▶ Data to process:

"""

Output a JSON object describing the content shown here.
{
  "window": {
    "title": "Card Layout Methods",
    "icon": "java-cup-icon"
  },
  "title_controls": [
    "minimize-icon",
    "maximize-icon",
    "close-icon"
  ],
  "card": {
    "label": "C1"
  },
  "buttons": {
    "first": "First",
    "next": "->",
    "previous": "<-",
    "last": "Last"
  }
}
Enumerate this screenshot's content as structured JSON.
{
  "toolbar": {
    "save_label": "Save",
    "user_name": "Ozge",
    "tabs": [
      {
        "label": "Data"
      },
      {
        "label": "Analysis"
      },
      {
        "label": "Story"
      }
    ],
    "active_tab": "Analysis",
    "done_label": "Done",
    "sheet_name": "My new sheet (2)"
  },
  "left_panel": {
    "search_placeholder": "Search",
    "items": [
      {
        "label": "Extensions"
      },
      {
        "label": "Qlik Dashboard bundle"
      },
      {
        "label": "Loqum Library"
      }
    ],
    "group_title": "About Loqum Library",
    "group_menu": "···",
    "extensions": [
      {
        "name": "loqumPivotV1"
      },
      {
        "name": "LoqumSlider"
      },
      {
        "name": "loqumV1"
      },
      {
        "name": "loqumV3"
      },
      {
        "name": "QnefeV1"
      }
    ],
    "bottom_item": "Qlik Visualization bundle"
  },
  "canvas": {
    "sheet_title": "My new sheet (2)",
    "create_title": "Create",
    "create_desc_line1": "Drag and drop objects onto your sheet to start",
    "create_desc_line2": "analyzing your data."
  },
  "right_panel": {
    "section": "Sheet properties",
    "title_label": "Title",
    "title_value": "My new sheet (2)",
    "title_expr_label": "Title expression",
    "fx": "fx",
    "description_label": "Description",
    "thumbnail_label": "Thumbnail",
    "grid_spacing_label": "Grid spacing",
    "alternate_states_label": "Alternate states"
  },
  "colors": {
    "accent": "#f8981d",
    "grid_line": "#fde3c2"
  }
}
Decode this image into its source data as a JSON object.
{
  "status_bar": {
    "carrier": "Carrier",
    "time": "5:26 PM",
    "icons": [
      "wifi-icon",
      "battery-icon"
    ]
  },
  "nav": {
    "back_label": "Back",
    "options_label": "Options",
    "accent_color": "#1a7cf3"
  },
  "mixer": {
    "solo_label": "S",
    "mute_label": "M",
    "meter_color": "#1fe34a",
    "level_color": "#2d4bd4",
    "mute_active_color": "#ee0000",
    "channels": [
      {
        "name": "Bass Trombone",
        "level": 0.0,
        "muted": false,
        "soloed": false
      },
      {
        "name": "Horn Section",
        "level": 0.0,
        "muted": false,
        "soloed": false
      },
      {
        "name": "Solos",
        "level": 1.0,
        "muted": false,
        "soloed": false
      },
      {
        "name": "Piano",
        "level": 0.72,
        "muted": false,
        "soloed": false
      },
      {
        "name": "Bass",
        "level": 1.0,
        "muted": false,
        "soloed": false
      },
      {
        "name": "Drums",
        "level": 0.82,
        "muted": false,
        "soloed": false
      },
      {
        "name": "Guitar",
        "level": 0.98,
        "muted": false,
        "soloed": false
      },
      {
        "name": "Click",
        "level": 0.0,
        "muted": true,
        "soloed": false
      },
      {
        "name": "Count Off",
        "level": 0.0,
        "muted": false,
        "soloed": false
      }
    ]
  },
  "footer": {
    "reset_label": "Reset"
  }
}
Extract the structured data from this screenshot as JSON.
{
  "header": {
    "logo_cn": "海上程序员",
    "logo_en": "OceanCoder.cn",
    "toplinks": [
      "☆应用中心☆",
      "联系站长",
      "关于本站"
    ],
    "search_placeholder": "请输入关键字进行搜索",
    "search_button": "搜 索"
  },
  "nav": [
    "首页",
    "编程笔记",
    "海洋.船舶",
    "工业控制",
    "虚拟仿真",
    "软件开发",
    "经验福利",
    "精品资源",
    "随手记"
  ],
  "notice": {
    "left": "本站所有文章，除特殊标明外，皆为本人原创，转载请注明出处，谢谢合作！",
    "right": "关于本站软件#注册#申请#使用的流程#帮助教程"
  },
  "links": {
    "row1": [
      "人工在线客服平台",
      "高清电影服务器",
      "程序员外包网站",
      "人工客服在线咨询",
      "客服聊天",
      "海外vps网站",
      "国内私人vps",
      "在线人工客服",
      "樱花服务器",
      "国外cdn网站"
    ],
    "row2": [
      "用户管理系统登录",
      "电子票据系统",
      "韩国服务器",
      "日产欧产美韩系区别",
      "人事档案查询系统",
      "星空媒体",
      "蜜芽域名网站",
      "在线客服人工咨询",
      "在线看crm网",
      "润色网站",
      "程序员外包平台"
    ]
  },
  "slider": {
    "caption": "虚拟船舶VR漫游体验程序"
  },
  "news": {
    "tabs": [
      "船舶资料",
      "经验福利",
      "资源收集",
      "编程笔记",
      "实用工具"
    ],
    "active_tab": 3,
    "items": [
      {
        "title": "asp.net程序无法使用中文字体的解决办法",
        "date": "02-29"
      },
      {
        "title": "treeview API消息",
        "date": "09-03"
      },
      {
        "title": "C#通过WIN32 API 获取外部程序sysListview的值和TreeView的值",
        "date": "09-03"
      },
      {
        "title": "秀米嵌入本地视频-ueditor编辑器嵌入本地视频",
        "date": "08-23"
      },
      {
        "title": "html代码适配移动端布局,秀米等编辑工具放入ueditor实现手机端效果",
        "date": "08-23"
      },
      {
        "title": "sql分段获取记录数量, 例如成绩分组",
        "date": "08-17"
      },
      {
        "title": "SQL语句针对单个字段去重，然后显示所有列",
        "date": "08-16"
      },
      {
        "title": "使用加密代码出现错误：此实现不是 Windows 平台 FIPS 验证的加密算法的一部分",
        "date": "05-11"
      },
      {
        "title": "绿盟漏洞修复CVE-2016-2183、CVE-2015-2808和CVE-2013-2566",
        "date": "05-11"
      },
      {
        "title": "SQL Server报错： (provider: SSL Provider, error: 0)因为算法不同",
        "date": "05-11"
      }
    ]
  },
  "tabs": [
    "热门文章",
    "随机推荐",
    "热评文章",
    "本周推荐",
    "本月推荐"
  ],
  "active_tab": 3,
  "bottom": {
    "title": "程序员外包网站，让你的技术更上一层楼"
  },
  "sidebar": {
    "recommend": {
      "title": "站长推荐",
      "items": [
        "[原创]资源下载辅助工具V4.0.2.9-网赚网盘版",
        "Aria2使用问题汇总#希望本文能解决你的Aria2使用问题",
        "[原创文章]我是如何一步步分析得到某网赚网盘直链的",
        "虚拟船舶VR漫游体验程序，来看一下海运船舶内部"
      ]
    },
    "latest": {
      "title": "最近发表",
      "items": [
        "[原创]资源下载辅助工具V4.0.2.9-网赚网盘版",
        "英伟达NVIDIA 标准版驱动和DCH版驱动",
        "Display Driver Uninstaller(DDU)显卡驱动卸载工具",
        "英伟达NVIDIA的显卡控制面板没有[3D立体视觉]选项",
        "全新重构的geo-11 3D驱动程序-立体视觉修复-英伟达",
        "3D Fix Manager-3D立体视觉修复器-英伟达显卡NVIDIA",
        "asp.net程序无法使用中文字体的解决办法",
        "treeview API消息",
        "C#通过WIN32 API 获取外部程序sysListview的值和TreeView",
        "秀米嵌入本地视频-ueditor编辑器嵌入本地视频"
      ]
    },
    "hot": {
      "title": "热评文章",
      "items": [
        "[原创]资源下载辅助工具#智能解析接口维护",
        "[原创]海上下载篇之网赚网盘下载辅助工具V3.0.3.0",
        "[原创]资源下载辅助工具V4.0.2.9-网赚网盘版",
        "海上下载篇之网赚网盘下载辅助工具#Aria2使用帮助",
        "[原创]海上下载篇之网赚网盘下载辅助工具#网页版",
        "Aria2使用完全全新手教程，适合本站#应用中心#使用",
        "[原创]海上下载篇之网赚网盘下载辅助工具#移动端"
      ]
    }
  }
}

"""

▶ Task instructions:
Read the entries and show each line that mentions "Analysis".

▶ Output below:
        "label": "Analysis"
    "active_tab": "Analysis",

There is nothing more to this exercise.